**DATA FOR ANALYSIS**.
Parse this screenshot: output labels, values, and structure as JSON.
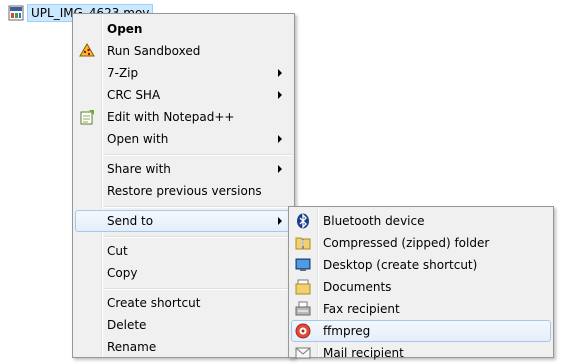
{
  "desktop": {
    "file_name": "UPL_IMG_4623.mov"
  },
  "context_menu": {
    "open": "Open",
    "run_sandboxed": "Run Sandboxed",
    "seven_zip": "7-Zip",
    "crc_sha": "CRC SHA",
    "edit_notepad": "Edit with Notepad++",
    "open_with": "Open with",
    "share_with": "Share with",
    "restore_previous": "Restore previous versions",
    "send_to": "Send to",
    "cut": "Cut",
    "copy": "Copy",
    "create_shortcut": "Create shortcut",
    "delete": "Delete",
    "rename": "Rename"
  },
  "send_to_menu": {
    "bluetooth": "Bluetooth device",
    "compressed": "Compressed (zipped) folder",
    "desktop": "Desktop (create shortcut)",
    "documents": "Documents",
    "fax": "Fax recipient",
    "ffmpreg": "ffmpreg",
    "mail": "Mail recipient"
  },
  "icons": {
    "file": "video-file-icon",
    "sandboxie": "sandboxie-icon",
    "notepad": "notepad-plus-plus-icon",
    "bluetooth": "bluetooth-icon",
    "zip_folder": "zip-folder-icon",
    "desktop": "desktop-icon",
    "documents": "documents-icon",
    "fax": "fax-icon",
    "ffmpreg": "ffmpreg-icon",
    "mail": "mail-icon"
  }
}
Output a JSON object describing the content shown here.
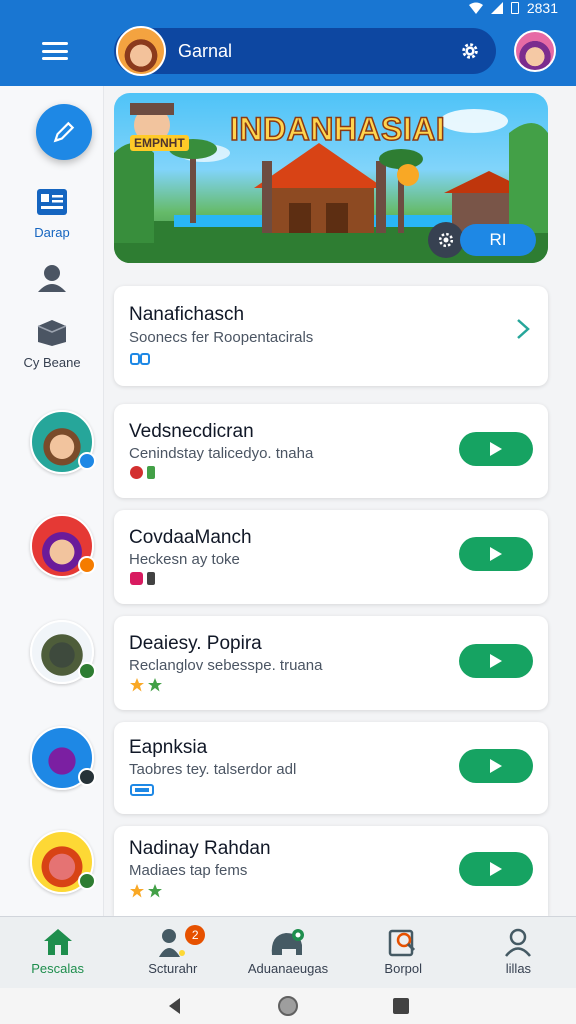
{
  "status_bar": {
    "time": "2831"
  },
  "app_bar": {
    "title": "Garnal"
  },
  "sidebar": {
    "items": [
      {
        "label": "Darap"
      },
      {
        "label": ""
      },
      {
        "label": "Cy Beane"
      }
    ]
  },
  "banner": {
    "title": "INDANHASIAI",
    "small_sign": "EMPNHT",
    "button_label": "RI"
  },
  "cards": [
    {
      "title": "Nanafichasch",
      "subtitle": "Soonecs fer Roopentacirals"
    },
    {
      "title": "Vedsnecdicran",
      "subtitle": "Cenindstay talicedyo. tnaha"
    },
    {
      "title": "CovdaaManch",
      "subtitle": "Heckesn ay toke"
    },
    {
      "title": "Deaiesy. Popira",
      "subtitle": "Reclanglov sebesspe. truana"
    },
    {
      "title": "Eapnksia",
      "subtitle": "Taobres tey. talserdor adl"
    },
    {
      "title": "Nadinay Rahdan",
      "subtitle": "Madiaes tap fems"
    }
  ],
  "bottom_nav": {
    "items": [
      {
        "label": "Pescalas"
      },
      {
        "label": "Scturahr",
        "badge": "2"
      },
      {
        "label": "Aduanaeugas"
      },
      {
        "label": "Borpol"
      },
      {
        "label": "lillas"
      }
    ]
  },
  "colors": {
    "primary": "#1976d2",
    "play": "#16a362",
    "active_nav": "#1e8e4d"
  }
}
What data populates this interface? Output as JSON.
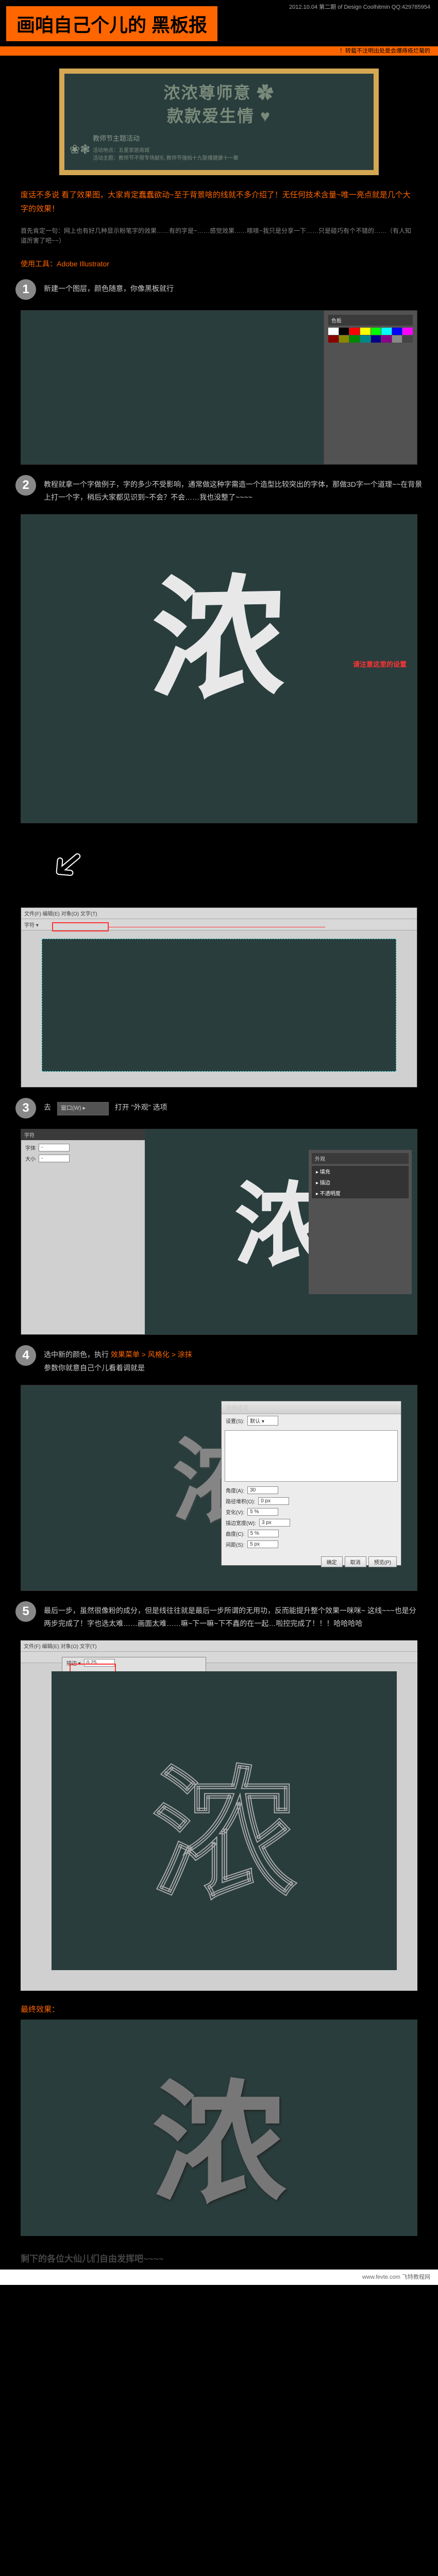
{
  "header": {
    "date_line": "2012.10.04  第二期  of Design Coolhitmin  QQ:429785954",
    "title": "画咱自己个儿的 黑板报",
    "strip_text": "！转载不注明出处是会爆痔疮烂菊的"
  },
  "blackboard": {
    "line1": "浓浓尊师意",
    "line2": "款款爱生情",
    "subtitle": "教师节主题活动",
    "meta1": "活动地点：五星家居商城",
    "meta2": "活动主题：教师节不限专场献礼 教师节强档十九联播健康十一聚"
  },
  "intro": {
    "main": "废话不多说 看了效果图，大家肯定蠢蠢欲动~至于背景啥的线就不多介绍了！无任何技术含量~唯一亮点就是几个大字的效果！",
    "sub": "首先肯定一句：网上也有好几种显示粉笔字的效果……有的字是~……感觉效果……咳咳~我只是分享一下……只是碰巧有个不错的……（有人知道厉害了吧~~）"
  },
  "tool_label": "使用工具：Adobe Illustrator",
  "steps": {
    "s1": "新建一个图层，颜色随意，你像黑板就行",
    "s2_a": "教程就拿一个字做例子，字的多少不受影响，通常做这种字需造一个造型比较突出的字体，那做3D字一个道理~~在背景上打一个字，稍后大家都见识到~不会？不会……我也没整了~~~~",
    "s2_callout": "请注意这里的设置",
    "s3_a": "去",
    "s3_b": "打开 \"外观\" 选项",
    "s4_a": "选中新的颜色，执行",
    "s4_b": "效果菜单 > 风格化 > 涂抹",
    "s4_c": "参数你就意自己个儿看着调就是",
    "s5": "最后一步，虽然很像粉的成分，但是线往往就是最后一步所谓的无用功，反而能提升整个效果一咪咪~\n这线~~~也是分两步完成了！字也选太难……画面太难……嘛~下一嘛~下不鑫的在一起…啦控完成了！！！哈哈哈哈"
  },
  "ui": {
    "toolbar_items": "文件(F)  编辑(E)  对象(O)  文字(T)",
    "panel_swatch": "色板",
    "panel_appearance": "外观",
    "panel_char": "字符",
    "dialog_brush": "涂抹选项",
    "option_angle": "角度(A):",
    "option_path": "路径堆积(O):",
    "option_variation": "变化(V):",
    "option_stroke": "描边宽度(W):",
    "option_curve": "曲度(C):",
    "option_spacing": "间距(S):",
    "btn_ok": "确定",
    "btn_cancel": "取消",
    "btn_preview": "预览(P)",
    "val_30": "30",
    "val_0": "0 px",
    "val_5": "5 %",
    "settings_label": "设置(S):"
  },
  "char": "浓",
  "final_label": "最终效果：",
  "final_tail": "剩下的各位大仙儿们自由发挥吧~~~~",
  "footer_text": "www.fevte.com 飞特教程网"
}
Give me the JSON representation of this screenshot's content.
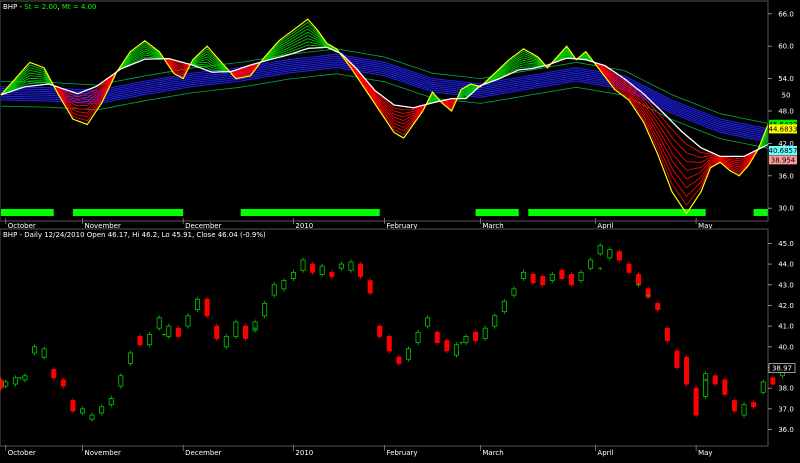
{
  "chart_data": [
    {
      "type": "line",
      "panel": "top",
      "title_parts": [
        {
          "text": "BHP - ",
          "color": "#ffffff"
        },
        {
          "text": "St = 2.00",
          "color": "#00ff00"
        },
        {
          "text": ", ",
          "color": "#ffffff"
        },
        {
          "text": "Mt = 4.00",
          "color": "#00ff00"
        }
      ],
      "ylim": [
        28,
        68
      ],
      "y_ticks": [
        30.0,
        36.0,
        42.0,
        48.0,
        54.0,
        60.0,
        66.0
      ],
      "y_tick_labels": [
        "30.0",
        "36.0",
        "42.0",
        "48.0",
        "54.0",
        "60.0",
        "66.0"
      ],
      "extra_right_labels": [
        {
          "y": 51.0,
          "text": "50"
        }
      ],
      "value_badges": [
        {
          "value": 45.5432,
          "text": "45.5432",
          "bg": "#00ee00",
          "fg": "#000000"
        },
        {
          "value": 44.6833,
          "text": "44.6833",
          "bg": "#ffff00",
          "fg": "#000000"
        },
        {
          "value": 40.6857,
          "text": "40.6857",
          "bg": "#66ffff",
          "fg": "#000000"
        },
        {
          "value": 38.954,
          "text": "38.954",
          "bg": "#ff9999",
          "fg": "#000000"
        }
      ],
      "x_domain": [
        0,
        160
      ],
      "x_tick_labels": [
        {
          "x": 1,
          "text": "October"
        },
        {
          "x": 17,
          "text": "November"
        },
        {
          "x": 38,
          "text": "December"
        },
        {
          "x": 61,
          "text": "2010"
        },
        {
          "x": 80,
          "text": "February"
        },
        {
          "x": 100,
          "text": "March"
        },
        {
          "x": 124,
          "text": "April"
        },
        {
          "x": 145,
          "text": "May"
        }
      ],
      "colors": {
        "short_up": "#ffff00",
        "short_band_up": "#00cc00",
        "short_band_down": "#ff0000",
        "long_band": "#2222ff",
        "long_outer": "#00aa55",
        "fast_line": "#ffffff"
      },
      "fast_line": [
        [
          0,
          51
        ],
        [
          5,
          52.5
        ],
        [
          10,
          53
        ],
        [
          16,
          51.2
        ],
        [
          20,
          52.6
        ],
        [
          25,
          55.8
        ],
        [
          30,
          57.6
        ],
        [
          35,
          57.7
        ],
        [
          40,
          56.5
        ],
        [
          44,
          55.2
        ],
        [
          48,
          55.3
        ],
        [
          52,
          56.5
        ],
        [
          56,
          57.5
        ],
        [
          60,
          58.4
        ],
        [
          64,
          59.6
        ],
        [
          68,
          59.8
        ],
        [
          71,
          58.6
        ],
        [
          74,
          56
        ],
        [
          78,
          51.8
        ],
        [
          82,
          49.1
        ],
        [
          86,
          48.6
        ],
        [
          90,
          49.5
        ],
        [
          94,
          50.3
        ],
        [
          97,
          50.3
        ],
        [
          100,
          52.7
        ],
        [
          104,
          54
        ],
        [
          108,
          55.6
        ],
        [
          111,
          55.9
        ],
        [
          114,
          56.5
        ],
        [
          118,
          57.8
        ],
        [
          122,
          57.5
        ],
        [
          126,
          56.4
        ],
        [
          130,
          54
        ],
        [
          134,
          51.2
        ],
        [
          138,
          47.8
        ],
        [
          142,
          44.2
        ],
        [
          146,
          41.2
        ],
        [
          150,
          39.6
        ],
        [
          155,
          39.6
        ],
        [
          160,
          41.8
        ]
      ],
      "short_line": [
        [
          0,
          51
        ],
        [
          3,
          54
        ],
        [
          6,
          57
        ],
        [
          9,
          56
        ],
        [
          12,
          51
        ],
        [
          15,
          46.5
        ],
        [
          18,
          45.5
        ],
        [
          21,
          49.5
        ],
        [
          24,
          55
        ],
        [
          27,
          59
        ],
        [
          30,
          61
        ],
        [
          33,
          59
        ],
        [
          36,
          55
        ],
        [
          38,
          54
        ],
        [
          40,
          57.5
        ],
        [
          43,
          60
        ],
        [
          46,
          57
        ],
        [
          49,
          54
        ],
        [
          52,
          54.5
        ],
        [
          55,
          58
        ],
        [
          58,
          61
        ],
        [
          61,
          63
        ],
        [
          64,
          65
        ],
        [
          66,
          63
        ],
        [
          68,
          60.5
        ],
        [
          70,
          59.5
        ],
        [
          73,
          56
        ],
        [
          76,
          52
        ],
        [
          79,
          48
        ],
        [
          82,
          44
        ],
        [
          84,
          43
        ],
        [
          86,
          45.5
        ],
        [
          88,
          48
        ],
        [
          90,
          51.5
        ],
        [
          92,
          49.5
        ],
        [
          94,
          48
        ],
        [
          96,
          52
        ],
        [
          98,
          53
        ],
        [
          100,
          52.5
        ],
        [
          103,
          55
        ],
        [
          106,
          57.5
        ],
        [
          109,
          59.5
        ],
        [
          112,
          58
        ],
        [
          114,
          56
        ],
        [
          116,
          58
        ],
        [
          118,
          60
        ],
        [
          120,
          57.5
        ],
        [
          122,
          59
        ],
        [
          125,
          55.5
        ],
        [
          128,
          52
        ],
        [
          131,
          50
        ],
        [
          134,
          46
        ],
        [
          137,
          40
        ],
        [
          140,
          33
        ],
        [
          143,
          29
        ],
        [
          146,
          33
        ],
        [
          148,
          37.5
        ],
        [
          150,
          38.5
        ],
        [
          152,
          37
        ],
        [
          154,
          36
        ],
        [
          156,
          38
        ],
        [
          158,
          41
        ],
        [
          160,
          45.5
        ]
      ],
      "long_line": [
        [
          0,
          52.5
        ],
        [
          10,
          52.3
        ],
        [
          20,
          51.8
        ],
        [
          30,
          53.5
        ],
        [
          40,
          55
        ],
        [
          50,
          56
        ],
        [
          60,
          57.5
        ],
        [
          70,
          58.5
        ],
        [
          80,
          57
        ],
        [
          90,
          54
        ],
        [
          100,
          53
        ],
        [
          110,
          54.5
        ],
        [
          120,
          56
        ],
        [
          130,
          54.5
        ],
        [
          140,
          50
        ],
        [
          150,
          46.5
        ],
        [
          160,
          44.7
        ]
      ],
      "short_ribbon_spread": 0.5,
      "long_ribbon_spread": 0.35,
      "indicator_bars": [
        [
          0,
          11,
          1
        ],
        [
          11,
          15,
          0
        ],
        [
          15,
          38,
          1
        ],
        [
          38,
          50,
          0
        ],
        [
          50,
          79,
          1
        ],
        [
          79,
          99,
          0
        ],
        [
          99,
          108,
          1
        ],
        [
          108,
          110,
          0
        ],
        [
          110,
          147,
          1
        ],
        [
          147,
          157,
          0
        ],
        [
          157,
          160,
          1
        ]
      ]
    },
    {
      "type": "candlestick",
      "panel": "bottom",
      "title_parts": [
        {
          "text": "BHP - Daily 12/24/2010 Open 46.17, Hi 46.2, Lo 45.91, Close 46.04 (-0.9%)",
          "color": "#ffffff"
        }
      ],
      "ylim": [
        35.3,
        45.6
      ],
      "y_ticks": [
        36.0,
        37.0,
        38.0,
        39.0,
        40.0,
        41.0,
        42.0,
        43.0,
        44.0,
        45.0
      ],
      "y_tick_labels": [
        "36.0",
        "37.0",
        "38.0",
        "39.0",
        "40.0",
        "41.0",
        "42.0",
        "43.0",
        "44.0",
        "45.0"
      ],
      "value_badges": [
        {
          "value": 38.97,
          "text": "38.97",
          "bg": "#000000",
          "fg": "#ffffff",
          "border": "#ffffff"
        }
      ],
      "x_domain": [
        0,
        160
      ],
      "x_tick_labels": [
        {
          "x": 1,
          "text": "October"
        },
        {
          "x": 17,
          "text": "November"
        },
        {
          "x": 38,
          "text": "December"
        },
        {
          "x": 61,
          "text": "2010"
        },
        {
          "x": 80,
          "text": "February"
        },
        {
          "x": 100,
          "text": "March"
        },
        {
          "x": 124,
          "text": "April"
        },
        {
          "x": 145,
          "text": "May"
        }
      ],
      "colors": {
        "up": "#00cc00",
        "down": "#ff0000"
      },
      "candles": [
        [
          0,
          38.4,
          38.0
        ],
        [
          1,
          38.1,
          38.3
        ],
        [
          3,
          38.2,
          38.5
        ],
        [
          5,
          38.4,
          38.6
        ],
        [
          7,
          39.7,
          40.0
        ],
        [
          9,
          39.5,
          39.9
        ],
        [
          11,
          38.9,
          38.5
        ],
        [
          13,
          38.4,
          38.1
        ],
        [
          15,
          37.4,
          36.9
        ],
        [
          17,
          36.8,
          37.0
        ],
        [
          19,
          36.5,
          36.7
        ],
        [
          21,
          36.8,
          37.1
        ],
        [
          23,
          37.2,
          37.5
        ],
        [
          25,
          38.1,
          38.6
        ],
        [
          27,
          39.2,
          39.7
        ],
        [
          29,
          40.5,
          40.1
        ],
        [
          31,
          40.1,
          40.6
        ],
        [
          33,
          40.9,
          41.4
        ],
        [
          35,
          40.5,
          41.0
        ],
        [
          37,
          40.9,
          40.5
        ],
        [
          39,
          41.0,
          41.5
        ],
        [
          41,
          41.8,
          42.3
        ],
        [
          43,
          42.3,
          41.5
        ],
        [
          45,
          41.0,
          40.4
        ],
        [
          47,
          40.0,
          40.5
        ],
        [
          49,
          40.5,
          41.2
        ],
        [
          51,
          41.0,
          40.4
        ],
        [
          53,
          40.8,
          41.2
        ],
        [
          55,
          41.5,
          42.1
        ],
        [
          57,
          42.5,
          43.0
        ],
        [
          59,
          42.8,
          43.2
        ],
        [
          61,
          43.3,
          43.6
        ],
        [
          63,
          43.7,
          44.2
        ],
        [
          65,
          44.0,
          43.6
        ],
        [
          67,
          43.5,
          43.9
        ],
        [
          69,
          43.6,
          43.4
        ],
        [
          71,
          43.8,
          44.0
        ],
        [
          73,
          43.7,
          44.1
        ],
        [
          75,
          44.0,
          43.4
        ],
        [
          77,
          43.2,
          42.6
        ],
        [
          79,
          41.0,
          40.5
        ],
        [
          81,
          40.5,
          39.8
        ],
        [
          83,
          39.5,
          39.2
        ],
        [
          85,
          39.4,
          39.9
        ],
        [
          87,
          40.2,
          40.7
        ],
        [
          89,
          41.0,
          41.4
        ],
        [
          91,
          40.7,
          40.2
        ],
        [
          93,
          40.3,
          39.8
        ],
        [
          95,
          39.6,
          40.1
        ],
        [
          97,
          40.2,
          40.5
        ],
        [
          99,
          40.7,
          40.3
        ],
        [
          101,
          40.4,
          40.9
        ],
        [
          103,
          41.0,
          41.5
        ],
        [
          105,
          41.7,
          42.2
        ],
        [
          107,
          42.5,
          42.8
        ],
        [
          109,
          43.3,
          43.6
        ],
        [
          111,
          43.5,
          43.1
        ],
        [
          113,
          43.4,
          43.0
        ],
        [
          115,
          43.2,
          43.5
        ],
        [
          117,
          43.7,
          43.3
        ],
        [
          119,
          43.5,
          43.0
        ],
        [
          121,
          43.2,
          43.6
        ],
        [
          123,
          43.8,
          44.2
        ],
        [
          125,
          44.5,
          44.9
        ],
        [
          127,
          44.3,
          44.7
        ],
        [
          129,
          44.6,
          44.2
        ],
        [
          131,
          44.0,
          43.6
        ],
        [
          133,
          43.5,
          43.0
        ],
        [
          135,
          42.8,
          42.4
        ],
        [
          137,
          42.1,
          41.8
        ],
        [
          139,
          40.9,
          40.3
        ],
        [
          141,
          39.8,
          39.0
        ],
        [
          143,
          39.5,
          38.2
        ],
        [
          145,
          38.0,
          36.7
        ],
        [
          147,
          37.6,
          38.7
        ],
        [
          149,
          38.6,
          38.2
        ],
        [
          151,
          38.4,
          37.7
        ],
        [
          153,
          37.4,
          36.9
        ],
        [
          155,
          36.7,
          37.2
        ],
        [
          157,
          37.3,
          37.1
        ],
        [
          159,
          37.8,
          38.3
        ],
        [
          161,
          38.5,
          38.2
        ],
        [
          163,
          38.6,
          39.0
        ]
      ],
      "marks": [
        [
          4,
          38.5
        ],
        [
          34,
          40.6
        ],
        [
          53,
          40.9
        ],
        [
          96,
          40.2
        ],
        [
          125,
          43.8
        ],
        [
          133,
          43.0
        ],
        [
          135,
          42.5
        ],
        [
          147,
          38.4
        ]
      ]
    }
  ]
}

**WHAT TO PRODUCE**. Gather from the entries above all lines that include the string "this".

**RESPONSE TO THE TASK**.
Parse this screenshot: output labels, values, and structure as JSON.
What data populates this interface? Output as JSON.
Give me the JSON representation of this screenshot's content.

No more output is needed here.